Changes to GCSEs
There are three GCSE exam boards in England: AQA, Edexcel and OCR. The entire GCSE system has gone through a complete overhaul over the last few years. The changes were first introduced for Maths and English, with GCSEs under the new 9-1 system taking place in the summer of 2017. For the GCSE Science subjects, the first 9-1 exams took place this year, in May and June 2018.
Change to the grade system
The most obvious change is to the grade system. The old A*-G scale has been replaced by a new ‘9-1’ scale. A grade 9 is the highest available (and is equivalent to a high A*). The new “good pass” is considered now to be a grade 5.
The graphic below, published by exam regulator Ofqual, compares the old and the new grade scales.
Changes to the exam specification

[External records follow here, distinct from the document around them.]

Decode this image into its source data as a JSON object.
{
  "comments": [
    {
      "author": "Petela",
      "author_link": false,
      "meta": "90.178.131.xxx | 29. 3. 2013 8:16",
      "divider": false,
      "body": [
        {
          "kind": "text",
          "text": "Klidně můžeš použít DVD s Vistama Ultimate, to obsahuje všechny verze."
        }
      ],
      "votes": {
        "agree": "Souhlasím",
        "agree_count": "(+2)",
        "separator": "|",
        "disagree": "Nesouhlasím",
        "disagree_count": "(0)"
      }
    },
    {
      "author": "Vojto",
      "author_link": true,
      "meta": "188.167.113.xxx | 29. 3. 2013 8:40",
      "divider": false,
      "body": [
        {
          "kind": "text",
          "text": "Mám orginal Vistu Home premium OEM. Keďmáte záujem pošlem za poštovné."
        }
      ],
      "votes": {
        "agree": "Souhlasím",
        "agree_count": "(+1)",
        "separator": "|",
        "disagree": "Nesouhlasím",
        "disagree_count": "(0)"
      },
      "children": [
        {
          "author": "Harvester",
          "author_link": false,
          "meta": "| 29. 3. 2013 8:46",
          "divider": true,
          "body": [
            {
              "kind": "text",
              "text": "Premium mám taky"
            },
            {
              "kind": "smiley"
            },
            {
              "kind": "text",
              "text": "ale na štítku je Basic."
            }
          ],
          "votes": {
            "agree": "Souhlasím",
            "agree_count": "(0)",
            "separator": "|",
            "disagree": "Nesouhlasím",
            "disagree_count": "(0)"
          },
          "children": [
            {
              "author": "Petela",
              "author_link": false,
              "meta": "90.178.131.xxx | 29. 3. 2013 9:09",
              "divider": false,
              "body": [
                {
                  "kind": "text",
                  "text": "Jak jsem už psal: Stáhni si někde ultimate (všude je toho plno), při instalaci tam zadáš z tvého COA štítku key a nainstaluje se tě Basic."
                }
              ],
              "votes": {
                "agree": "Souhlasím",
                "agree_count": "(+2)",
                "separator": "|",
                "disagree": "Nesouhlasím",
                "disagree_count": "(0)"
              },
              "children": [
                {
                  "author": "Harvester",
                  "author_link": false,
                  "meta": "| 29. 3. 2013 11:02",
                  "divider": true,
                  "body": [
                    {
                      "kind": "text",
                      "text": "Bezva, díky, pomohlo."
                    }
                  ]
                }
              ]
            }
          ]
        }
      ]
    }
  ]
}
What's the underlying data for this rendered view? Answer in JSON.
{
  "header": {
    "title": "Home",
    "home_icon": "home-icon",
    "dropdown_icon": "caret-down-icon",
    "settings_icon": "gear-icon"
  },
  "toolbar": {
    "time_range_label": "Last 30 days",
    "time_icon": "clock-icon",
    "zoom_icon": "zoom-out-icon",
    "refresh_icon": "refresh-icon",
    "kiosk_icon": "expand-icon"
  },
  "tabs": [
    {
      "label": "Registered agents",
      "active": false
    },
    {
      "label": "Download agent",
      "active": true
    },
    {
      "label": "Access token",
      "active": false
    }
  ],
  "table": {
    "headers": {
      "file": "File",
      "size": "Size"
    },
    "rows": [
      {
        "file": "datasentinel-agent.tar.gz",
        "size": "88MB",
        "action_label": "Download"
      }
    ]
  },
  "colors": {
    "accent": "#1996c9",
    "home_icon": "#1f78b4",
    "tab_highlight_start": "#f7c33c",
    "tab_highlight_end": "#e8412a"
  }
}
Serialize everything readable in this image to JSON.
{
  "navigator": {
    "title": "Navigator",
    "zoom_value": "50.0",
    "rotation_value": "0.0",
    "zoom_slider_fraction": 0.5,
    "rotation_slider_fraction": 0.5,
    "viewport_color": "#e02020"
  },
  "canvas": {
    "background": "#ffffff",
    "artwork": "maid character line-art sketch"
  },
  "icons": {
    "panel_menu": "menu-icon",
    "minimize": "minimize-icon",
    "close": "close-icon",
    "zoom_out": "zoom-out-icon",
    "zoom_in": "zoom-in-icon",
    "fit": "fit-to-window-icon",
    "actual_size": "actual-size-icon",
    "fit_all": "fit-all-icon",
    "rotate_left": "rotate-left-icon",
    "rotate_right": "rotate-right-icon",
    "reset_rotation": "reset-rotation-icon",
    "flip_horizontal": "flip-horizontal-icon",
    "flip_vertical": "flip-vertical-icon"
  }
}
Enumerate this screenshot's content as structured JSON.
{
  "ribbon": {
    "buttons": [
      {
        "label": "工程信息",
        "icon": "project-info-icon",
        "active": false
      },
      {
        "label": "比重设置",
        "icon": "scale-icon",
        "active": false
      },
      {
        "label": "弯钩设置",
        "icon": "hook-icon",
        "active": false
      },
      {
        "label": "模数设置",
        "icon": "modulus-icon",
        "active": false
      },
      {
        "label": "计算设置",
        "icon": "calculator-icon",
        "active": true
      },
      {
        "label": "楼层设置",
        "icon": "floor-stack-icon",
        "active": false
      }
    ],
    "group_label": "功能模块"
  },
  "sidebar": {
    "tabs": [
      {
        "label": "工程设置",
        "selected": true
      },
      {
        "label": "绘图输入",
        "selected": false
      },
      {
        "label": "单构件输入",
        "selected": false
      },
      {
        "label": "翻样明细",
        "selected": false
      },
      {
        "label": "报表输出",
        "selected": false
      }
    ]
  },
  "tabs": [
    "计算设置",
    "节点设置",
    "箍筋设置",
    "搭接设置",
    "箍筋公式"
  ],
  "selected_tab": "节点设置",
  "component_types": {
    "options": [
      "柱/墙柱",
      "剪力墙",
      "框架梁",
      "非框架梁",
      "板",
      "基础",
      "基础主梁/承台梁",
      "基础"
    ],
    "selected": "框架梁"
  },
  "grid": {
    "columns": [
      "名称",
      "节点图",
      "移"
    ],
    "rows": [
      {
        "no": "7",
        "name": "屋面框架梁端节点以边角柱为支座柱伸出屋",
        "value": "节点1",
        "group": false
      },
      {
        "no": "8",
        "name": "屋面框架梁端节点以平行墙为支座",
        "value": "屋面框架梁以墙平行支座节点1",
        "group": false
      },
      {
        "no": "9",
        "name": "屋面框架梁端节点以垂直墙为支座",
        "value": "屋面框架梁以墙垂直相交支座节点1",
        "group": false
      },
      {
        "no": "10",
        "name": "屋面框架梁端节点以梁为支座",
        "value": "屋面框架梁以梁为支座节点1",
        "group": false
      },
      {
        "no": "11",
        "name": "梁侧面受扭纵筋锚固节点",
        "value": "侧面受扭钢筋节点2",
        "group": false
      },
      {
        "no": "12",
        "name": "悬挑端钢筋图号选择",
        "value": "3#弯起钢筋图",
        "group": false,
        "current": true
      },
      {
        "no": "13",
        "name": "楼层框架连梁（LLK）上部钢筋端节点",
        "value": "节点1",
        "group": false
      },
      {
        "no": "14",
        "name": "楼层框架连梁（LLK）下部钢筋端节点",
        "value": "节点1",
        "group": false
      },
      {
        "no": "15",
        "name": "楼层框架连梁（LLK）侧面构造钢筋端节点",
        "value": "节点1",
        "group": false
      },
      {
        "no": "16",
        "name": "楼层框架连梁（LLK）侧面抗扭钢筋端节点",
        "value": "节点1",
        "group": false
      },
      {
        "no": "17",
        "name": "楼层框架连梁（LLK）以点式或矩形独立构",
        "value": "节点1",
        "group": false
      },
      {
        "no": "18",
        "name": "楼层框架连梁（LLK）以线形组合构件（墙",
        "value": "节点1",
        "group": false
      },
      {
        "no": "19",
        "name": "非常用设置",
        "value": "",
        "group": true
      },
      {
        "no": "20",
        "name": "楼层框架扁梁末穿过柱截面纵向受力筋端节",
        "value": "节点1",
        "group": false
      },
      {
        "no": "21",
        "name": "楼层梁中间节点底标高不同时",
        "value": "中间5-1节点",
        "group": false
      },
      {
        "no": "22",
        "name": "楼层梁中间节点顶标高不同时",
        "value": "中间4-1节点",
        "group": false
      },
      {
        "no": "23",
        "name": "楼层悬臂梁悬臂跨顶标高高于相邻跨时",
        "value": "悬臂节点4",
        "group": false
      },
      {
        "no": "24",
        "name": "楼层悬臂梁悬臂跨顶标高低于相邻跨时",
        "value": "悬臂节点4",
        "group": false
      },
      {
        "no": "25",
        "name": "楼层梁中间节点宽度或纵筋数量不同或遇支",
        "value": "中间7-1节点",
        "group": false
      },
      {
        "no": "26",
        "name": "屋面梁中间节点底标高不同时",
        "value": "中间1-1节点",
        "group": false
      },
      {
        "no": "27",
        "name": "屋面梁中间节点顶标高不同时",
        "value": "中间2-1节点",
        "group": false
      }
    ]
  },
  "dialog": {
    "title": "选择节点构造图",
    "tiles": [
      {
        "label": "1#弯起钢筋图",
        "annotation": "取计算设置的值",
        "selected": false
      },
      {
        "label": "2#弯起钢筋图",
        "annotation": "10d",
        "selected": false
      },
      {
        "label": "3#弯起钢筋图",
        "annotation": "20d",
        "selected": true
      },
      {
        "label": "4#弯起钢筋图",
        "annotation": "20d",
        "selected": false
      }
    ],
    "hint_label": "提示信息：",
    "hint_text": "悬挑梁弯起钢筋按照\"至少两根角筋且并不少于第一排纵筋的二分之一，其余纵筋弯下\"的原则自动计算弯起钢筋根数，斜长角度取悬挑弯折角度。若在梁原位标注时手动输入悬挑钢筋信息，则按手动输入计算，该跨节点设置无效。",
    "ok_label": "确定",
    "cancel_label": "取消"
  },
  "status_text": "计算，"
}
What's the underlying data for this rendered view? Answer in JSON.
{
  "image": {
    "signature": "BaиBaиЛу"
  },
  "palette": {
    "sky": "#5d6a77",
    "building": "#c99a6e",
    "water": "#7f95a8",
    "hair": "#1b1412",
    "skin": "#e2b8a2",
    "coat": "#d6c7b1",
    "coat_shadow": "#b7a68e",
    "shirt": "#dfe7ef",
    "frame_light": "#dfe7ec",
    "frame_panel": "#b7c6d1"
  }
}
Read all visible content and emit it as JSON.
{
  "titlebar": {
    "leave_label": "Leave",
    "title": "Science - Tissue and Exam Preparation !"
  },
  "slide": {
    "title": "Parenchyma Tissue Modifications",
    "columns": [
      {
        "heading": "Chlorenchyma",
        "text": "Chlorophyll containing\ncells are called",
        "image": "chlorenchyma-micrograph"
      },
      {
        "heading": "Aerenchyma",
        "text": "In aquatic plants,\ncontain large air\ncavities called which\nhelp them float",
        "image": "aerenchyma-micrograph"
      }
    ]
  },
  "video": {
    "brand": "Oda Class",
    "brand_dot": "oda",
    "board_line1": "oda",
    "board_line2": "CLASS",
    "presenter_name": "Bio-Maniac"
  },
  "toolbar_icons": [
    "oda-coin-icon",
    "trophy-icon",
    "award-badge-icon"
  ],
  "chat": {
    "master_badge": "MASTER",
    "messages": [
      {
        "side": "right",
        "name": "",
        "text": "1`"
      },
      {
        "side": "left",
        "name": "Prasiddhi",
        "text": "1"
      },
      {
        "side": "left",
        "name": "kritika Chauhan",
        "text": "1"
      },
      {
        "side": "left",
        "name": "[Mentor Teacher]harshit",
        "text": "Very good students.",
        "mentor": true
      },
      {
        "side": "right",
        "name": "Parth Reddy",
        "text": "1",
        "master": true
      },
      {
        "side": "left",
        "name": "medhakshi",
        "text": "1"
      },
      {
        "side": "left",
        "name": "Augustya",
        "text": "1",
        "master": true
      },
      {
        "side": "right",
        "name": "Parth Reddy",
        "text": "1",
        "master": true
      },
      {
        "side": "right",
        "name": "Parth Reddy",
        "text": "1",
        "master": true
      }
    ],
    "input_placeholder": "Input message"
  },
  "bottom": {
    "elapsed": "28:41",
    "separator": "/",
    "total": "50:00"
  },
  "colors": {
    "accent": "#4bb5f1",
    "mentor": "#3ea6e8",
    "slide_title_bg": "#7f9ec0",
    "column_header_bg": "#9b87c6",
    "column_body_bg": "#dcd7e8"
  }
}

The specification (what many parents would call the ‘syllabus’) lists all the topics and learning objectives that a student must cover during their entire GCSE course. The new 9-1 specification has been updated substantially and includes more content and more challenging subject content than the old specification. Simply put, the GCSEs are more demanding than before.
Change from modular to linear
Previously, some GCSEs were modular. Students could take some of their GCSE exams and/or ‘coursework units’ well before the end of the course. Under the new system, the GCSEs are completely linear.
The merits of linear system vs a modular system are debatable and there are pros and cons to each approach. But the fact is that a linear system has now been adopted and that means that a student’s performance during the final GCSE exams this summer is critical to the grade they achieve.